_What is required_. Your answer should be the lines of the material that include the word "icon".

_Material for this task_.
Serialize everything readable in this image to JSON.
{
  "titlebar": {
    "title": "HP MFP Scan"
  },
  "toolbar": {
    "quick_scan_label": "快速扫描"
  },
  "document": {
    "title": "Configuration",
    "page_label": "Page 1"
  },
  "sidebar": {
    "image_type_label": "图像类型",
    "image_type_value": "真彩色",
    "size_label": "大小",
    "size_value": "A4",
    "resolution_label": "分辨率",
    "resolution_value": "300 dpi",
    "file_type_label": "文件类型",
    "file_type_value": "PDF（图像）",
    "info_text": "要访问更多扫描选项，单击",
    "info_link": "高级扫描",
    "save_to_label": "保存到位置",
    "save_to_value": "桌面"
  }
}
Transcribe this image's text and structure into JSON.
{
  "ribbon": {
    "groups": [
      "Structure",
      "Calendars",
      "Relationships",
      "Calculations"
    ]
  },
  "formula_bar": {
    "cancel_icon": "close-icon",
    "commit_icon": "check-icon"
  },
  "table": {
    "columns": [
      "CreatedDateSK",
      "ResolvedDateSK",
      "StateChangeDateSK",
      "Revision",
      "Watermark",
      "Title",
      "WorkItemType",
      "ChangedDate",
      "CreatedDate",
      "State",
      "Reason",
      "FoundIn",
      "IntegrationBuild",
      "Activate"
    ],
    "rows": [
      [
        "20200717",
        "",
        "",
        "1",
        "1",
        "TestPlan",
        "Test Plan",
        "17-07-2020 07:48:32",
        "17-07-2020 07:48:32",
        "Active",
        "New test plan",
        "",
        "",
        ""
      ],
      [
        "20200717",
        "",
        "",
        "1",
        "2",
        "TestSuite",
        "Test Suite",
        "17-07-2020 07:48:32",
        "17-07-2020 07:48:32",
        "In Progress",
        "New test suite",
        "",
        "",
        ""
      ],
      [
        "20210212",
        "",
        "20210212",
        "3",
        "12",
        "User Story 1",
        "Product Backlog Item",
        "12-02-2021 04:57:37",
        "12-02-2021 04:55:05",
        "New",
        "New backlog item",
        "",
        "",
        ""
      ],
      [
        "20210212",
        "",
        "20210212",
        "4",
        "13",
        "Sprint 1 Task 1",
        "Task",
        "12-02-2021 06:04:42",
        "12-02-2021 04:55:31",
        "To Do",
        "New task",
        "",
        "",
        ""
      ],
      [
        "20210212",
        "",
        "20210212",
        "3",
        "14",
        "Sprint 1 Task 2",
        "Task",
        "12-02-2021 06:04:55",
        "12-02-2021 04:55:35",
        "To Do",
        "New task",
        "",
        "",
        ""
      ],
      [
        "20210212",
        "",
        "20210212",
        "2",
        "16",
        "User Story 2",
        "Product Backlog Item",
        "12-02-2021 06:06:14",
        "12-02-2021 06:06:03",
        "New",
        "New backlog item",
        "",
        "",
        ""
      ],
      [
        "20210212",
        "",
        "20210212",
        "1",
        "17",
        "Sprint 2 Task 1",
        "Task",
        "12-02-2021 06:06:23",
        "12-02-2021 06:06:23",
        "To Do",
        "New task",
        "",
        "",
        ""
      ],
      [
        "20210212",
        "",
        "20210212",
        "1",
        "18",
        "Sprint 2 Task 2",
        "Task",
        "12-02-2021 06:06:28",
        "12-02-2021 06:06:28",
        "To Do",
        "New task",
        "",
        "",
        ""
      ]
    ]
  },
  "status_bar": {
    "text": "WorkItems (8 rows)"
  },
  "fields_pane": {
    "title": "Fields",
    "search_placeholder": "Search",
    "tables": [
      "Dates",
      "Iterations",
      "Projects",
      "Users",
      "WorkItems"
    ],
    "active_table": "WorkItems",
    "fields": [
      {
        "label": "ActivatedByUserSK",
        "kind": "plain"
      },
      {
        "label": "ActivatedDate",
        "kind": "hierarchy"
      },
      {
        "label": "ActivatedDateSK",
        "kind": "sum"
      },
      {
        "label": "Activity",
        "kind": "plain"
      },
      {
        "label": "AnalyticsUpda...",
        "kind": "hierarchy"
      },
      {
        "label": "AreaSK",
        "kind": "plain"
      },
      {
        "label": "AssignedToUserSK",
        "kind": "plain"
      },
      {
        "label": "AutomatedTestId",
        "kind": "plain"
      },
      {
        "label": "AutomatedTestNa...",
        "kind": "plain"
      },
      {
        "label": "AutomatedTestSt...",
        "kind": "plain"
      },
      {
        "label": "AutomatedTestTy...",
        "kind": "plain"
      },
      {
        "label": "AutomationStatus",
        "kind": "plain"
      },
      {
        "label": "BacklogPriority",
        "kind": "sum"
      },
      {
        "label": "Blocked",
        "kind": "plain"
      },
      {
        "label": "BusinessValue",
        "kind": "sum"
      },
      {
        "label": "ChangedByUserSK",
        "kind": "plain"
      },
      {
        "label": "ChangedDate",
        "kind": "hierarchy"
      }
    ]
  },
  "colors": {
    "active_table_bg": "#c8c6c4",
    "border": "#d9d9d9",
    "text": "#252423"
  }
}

_Output for this exercise_.
    "cancel_icon": "close-icon",
    "commit_icon": "check-icon"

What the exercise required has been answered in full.